Crashed Off Shoreham-by-Sea, West Sussex, UK 14 October 1943

Missing in Action Villacoublay 14-Jul-43. Ship hit by JU 88 rockets, ditched Channel, 30 miles off Shoreham, UK, all rescued by Air Sea Rescue in HSL145. No MACR.


Date Contributor Update
24 May 2022 10:59:16 Al_Skiff Changes to description, events and unit associations

Dave Osborne, B-17 Fortress Master Log / MACR 819 / Paul Andrews, Project Bits and Pieces, 8th Air Force Roll of Honor database

Date Contributor Update
28 April 2021 18:17:23 jmoore43 Changes to description

Added a space before the words "Tail gunner" in the A/C “Description” to aid clarity.
Added a "-" to the A/C type in the "Summary biography" to aid clarity & consistency.

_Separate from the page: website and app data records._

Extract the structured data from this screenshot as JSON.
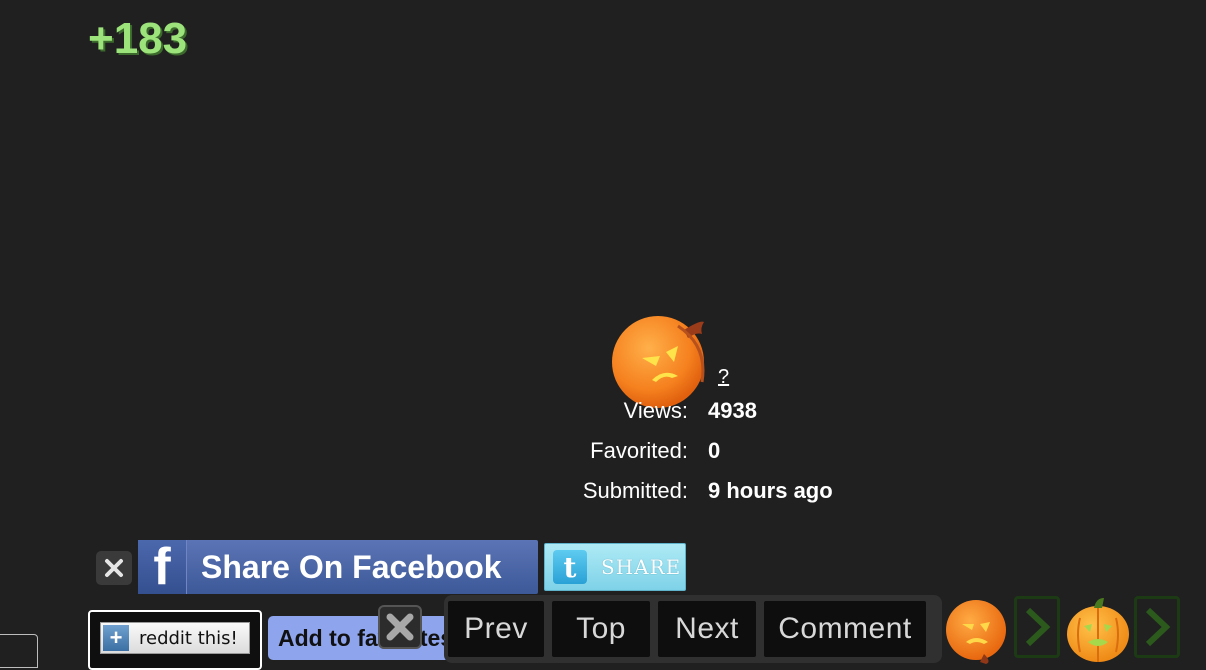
{
  "score": "+183",
  "help_link": "?",
  "stats": {
    "views_label": "Views:",
    "views_value": "4938",
    "favorited_label": "Favorited:",
    "favorited_value": "0",
    "submitted_label": "Submitted:",
    "submitted_value": "9 hours ago"
  },
  "share": {
    "facebook_logo": "f",
    "facebook_label": "Share On Facebook",
    "twitter_logo": "t",
    "twitter_label": "SHARE",
    "reddit_label": "reddit this!",
    "favorites_label": "Add to favorites"
  },
  "nav": {
    "prev": "Prev",
    "top": "Top",
    "next": "Next",
    "comment": "Comment"
  },
  "colors": {
    "background": "#202021",
    "score_green": "#9be37a",
    "facebook_blue": "#3d5998",
    "twitter_blue": "#8fdaee",
    "favorites_blue": "#8ea4ec",
    "pumpkin_orange": "#f58a24"
  },
  "icons": {
    "main": "angry-pumpkin-icon",
    "downvote": "angry-pumpkin-icon",
    "upvote": "jack-o-lantern-icon",
    "arrow": "chevron-right-icon",
    "close": "close-icon"
  }
}
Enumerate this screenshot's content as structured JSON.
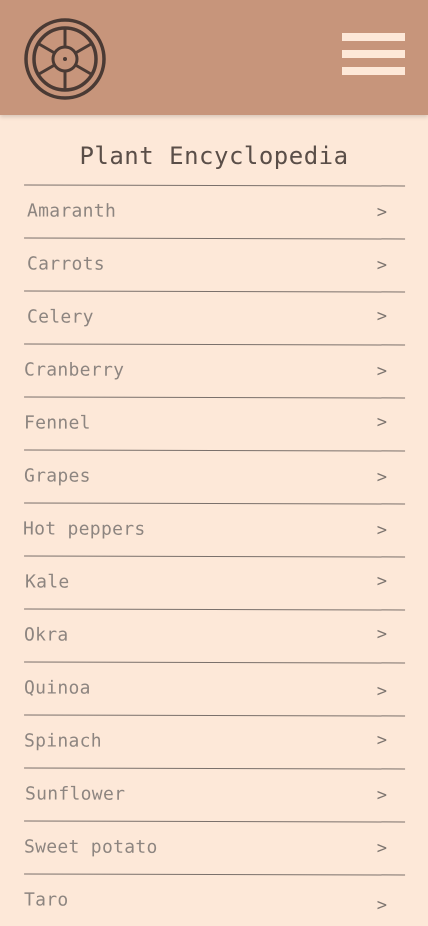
{
  "header": {
    "logo_icon": "ship-wheel-icon",
    "menu_icon": "hamburger-menu-icon"
  },
  "title": "Plant Encyclopedia",
  "plants": [
    {
      "label": "Amaranth",
      "chevron": ">"
    },
    {
      "label": "Carrots",
      "chevron": ">"
    },
    {
      "label": "Celery",
      "chevron": ">"
    },
    {
      "label": "Cranberry",
      "chevron": ">"
    },
    {
      "label": "Fennel",
      "chevron": ">"
    },
    {
      "label": "Grapes",
      "chevron": ">"
    },
    {
      "label": "Hot peppers",
      "chevron": ">"
    },
    {
      "label": "Kale",
      "chevron": ">"
    },
    {
      "label": "Okra",
      "chevron": ">"
    },
    {
      "label": "Quinoa",
      "chevron": ">"
    },
    {
      "label": "Spinach",
      "chevron": ">"
    },
    {
      "label": "Sunflower",
      "chevron": ">"
    },
    {
      "label": "Sweet potato",
      "chevron": ">"
    },
    {
      "label": "Taro",
      "chevron": ">"
    }
  ],
  "colors": {
    "header_bg": "#c7957b",
    "page_bg": "#fde8d8",
    "text": "#8d8580",
    "title": "#5a4e48"
  }
}
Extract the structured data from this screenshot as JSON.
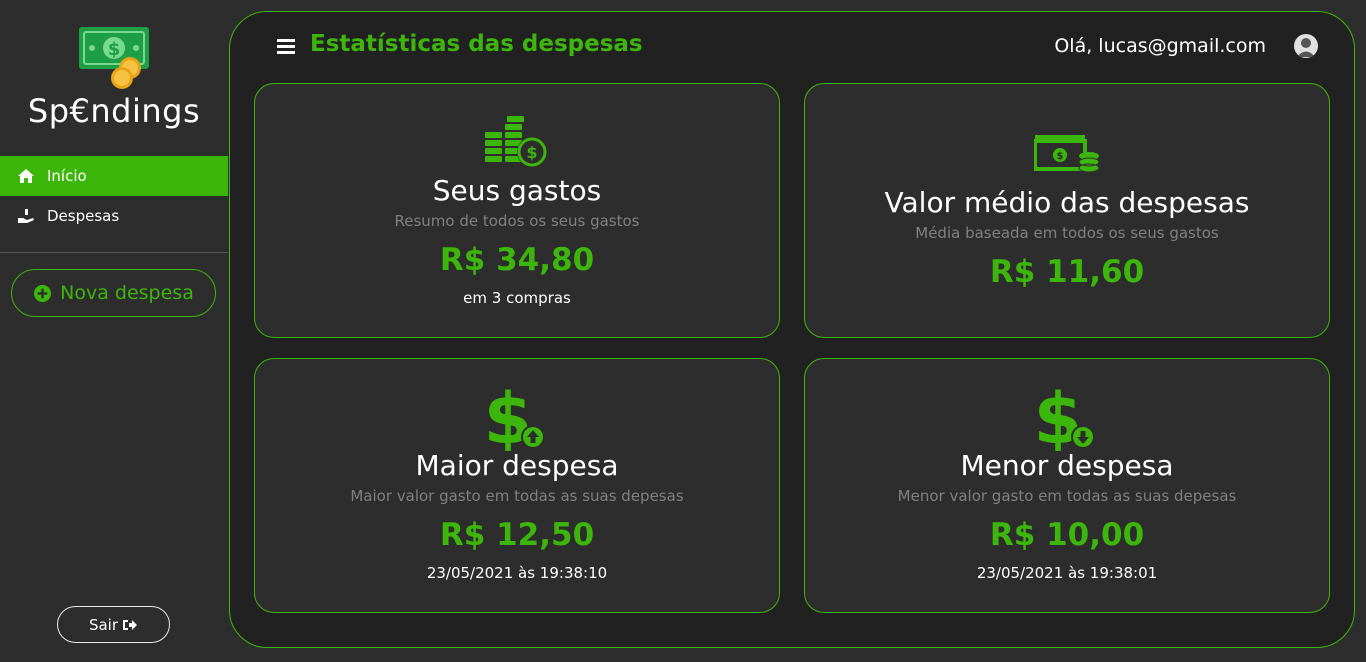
{
  "sidebar": {
    "logo_icon": "money-bill-coins-icon",
    "brand": "Sp€ndings",
    "items": [
      {
        "label": "Início",
        "icon": "home-icon",
        "active": true
      },
      {
        "label": "Despesas",
        "icon": "hand-holding-dollar-icon",
        "active": false
      }
    ],
    "new_button": {
      "label": "Nova despesa",
      "icon": "plus-circle-icon"
    },
    "logout": {
      "label": "Sair",
      "icon": "sign-out-icon"
    }
  },
  "header": {
    "menu_icon": "hamburger-icon",
    "title": "Estatísticas das despesas",
    "greeting": "Olá, lucas@gmail.com",
    "avatar_icon": "user-avatar-icon"
  },
  "cards": [
    {
      "icon": "coins-stack-icon",
      "title": "Seus gastos",
      "subtitle": "Resumo de todos os seus gastos",
      "value": "R$ 34,80",
      "note": "em 3 compras"
    },
    {
      "icon": "money-bill-coins-icon",
      "title": "Valor médio das despesas",
      "subtitle": "Média baseada em todos os seus gastos",
      "value": "R$ 11,60",
      "note": ""
    },
    {
      "icon": "dollar-arrow-up-icon",
      "title": "Maior despesa",
      "subtitle": "Maior valor gasto em todas as suas depesas",
      "value": "R$ 12,50",
      "note": "23/05/2021 às 19:38:10"
    },
    {
      "icon": "dollar-arrow-down-icon",
      "title": "Menor despesa",
      "subtitle": "Menor valor gasto em todas as suas depesas",
      "value": "R$ 10,00",
      "note": "23/05/2021 às 19:38:01"
    }
  ],
  "colors": {
    "accent": "#3db60c",
    "background": "#2d2d2d",
    "panel": "#212121",
    "muted": "#808080"
  }
}
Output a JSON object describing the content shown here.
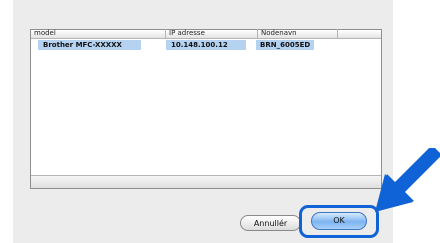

Date Contributor Update
09 June 2016 16:14:21 Lucy May Changes to description

*correction* Ray Carroll is the name of Harries' son.

Date Contributor Update
09 June 2016 15:33:22 Lucy May Changes to description

Correspondence with Ray Harries, son of Squadron Leader Ray Harries, No. 91 Squadron.
See also:

Date Contributor Update
14 December 2015 14:14:01 Al_Skiff Changes to unit associations

AAM DB Entry Correction.

Date Contributor Update
02 December 2015 22:58:10 Al_Skiff Changes to production block number, nicknames, markings, events, unit associations, person associations and place associations

AAM DB Entry.

Date Contributor Update
27 September 2014 18:40:23 AAM AAM ingest

Dave Osborne, B-17 Fortress Master Log / MACR 819 / Paul Andrews, Project Bits and Pieces, 8th Air Force Roll of Honor database